HMRC are being urged to provide clarity on the tax treatment of commercial vehicles such as VW Kombi Vans marketed as goods vehicles. The need for clarity follows the ruling after HMRC’s tax tribunal case with Coca Cola. The courts rejected the appeals from Coca Cola regarding the classification of the VW Kombis as vans. So, what’s classified as a car and what’s classified as a van?
Well, the court upheld HMRC’s view that certain vehicles are not goods vehicles but motor cars for benefit in kind purposes. The legislation states that a van must be a goods vehicle, primarily suited for the conveyance of goods Consequently, the income tax and national insurance payable by employee and employer is significantly higher than if the vehicles had been classified as goods vehicles.
Income tax exemption on vans
There is no assessable benefit in kind where the van is only used for business journeys or the private use of the vehicle is insignificant. For example, making a detour to pick up a coffee or newspaper on the way to work would be seen as insignificant.
What is the tax definition of a van?
The income tax legislation defines van as a “goods vehicle… of a construction primarily suited for the conveyance of goods or burden of any description…”.
It is understood that the Coca Cola case is due to be heard at the Court of Appeal which will provide legal precedent over the tax treatment.
Until then employers are in a dilemma how should vehicles like those used in the Coca Cola campaign be reported? Should employers report such vehicles on employees P11d forms? The tribunal had to seek advice from automotive industry experts, so how are employers expected to interpret the rules?

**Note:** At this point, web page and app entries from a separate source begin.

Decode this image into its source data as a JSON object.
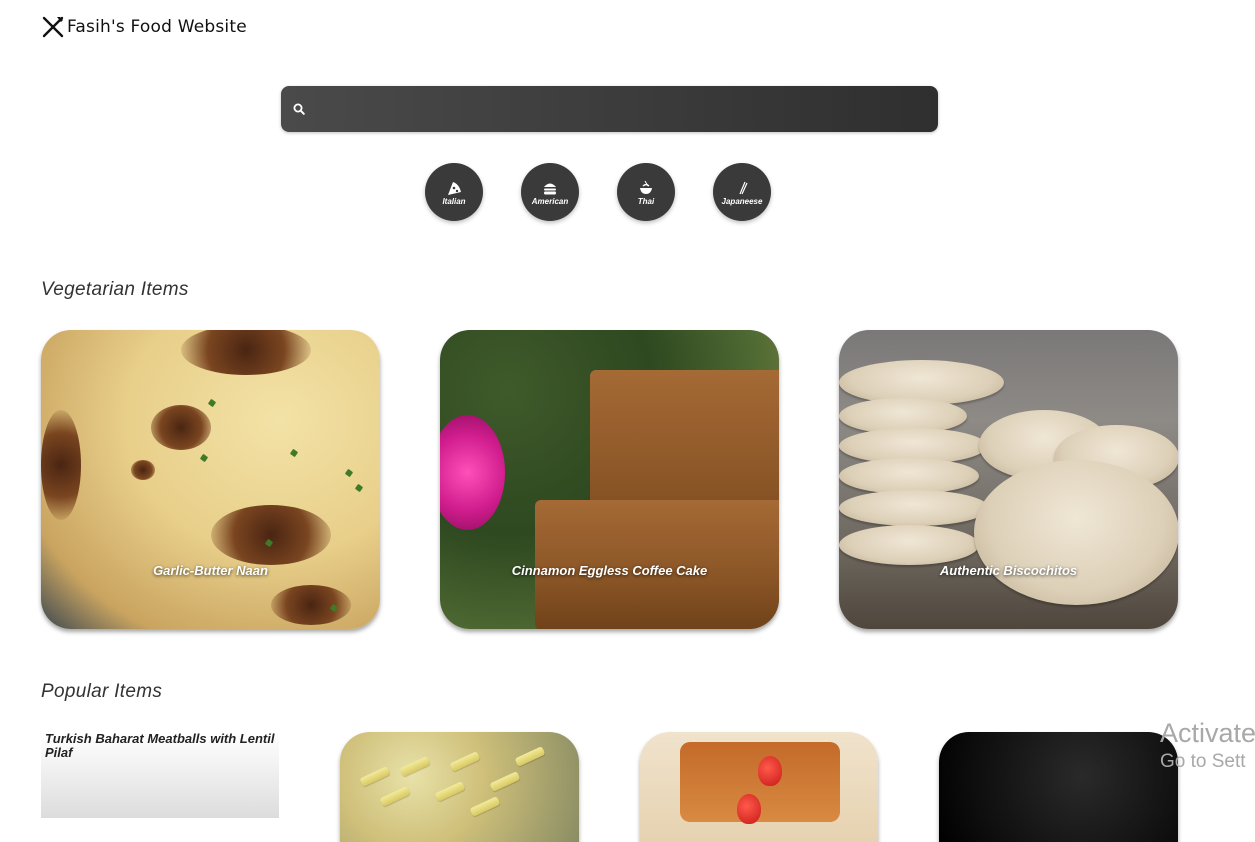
{
  "header": {
    "title": "Fasih's Food Website",
    "logo_icon": "fork-knife-icon"
  },
  "search": {
    "placeholder": "",
    "value": ""
  },
  "cuisines": [
    {
      "label": "Italian",
      "icon": "pizza-icon"
    },
    {
      "label": "American",
      "icon": "burger-icon"
    },
    {
      "label": "Thai",
      "icon": "noodle-bowl-icon"
    },
    {
      "label": "Japaneese",
      "icon": "chopsticks-icon"
    }
  ],
  "sections": {
    "vegetarian": {
      "title": "Vegetarian Items",
      "items": [
        {
          "name": "Garlic-Butter Naan"
        },
        {
          "name": "Cinnamon Eggless Coffee Cake"
        },
        {
          "name": "Authentic Biscochitos"
        }
      ]
    },
    "popular": {
      "title": "Popular Items",
      "items": [
        {
          "name": "Turkish Baharat Meatballs with Lentil Pilaf"
        },
        {
          "name": ""
        },
        {
          "name": ""
        },
        {
          "name": ""
        }
      ]
    }
  },
  "windows_watermark": {
    "line1": "Activate",
    "line2": "Go to Sett"
  },
  "colors": {
    "accent": "#3a3a3a",
    "search_bar": "#404040",
    "background": "#ffffff"
  }
}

To add to the confusion the benefit in kind rules are not the same as the rules for capital allowances and VAT.